**Your task**:
Your response should be the lines from the one containing "Decode this image" through the end of the material, copied exactly and with nothing added.

***** Given information

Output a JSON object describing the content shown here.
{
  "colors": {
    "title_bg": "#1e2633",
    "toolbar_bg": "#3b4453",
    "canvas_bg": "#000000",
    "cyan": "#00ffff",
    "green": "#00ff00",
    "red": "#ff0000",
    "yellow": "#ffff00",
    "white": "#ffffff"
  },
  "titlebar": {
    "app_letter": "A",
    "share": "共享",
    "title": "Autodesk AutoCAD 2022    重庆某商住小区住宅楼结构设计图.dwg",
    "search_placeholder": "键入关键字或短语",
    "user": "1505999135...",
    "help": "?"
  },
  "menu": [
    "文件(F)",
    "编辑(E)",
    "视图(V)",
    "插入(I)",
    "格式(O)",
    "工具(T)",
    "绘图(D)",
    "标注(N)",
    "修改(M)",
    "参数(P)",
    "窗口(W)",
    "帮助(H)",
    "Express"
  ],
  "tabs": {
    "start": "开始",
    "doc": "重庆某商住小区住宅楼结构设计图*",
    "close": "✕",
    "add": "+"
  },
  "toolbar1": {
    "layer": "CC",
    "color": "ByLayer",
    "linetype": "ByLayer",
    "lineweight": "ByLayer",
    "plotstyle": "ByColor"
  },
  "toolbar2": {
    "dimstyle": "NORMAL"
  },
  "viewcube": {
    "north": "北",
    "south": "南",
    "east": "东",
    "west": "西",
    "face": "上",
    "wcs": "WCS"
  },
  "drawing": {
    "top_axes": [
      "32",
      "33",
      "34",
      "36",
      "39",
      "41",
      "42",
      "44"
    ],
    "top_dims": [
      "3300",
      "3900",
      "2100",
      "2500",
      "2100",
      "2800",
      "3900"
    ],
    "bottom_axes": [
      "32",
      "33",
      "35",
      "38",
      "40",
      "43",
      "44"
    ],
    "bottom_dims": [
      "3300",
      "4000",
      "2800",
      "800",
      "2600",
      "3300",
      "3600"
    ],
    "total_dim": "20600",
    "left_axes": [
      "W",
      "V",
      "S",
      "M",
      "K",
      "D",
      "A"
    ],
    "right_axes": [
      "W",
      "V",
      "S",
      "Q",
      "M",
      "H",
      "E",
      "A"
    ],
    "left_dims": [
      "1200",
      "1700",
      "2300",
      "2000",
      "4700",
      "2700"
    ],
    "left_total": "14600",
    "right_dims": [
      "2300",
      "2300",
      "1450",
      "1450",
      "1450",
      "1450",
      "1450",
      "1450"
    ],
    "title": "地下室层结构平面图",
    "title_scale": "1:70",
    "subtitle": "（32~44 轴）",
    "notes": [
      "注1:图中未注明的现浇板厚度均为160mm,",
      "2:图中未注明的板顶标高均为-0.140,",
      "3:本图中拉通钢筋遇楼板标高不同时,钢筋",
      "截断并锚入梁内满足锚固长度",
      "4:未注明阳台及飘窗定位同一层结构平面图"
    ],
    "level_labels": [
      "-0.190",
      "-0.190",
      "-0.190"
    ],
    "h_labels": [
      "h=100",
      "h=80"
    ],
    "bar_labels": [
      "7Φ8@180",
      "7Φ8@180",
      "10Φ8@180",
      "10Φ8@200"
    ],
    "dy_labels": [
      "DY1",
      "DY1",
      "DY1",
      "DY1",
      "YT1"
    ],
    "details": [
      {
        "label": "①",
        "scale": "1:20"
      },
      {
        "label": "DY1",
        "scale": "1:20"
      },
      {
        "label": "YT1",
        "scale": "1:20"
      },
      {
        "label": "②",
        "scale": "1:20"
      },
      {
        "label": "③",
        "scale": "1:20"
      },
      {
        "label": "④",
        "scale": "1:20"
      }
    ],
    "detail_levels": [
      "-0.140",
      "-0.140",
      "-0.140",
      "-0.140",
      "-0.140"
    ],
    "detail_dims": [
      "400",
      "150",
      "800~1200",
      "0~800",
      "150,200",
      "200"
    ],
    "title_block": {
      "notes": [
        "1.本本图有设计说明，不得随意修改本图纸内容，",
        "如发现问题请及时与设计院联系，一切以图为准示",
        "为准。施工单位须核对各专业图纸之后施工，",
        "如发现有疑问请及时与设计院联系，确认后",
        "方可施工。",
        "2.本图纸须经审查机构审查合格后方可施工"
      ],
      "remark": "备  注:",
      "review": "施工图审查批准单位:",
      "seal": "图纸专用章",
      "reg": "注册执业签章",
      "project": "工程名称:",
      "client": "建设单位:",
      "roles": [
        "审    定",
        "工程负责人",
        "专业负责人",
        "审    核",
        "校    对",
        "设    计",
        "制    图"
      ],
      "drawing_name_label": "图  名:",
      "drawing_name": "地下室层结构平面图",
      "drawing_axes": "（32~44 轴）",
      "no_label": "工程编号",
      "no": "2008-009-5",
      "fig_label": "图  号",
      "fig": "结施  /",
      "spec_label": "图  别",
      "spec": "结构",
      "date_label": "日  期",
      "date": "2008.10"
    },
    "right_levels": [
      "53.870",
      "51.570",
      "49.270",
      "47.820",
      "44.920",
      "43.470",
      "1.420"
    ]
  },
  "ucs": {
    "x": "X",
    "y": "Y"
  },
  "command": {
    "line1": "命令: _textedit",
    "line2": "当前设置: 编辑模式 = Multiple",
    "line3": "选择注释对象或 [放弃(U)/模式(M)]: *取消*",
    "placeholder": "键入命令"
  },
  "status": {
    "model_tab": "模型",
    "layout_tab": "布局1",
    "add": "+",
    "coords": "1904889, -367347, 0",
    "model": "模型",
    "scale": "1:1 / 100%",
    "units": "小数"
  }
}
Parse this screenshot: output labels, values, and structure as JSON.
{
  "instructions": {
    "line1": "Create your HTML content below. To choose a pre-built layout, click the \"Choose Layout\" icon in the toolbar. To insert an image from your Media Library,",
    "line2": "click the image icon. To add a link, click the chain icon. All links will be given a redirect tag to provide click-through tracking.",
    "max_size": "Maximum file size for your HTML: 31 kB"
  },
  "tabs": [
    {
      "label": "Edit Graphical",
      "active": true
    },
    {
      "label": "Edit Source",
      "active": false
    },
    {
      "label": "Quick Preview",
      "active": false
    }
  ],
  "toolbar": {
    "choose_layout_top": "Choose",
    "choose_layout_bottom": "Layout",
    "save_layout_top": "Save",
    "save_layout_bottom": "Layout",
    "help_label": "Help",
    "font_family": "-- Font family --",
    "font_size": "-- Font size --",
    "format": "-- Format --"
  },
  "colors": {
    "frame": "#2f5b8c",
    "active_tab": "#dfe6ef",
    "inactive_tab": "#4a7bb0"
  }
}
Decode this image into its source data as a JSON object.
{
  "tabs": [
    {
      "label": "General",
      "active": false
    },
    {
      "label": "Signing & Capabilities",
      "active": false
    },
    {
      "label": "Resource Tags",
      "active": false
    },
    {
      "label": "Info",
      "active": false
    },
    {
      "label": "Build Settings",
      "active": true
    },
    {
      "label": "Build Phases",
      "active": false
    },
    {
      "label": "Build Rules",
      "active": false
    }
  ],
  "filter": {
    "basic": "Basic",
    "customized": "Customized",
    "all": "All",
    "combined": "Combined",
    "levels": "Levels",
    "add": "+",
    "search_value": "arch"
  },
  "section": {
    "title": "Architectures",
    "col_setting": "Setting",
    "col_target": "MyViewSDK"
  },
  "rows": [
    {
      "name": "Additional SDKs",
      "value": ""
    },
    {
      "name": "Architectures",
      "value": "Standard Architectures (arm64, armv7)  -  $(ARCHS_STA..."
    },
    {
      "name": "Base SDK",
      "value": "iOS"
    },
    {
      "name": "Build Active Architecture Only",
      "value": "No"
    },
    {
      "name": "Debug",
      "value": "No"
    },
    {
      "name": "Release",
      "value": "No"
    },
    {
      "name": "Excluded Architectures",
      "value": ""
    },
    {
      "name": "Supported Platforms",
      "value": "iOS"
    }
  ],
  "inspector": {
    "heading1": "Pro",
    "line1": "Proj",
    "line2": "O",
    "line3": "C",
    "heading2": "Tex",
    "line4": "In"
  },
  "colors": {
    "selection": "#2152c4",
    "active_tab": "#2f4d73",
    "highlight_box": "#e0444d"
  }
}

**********

**Solution to this task**:
Decode this image into its source data as a JSON object.
{
  "tabs": [
    {
      "label": "General",
      "active": false
    },
    {
      "label": "Signing & Capabilities",
      "active": false
    },
    {
      "label": "Resource Tags",
      "active": false
    },
    {
      "label": "Info",
      "active": false
    },
    {
      "label": "Build Settings",
      "active": true
    },
    {
      "label": "Build Phases",
      "active": false
    },
    {
      "label": "Build Rules",
      "active": false
    }
  ],
  "filter": {
    "basic": "Basic",
    "customized": "Customized",
    "all": "All",
    "combined": "Combined",
    "levels": "Levels",
    "add": "+",
    "search_value": "arch"
  },
  "section": {
    "title": "Architectures",
    "col_setting": "Setting",
    "col_target": "MyViewSDK"
  },
  "rows": [
    {
      "name": "Additional SDKs",
      "value": ""
    },
    {
      "name": "Architectures",
      "value": "Standard Architectures (arm64, armv7)  -  $(ARCHS_STA..."
    },
    {
      "name": "Base SDK",
      "value": "iOS"
    },
    {
      "name": "Build Active Architecture Only",
      "value": "No"
    },
    {
      "name": "Debug",
      "value": "No"
    },
    {
      "name": "Release",
      "value": "No"
    },
    {
      "name": "Excluded Architectures",
      "value": ""
    },
    {
      "name": "Supported Platforms",
      "value": "iOS"
    }
  ],
  "inspector": {
    "heading1": "Pro",
    "line1": "Proj",
    "line2": "O",
    "line3": "C",
    "heading2": "Tex",
    "line4": "In"
  },
  "colors": {
    "selection": "#2152c4",
    "active_tab": "#2f4d73",
    "highlight_box": "#e0444d"
  }
}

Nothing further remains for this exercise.